### Task directions
Copy out each line in the material below that has the word "title".
Content starts
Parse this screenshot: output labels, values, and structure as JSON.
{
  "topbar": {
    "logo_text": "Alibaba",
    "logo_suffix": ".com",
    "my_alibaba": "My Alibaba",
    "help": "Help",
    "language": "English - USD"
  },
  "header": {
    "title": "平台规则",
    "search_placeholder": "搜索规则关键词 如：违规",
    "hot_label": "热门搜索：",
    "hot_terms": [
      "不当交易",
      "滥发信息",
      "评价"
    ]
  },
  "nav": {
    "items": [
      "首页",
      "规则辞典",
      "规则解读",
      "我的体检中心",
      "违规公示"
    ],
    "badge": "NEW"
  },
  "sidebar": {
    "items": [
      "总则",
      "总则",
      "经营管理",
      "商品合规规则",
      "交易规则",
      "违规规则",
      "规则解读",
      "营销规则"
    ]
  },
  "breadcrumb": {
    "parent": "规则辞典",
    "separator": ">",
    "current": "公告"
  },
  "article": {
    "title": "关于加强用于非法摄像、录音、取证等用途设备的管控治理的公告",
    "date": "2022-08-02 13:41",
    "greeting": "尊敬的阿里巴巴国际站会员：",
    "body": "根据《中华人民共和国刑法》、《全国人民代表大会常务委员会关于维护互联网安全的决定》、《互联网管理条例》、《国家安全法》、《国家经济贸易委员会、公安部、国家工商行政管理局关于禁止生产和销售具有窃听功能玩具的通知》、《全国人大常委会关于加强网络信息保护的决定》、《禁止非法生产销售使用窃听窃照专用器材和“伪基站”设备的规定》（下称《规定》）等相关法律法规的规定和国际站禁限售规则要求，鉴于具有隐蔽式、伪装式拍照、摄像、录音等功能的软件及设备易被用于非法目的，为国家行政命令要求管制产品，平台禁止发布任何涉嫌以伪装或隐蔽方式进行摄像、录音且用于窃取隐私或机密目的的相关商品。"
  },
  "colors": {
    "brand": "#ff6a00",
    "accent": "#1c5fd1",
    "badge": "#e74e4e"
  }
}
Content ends
### Written answer
    "title": "平台规则",
    "title": "关于加强用于非法摄像、录音、取证等用途设备的管控治理的公告",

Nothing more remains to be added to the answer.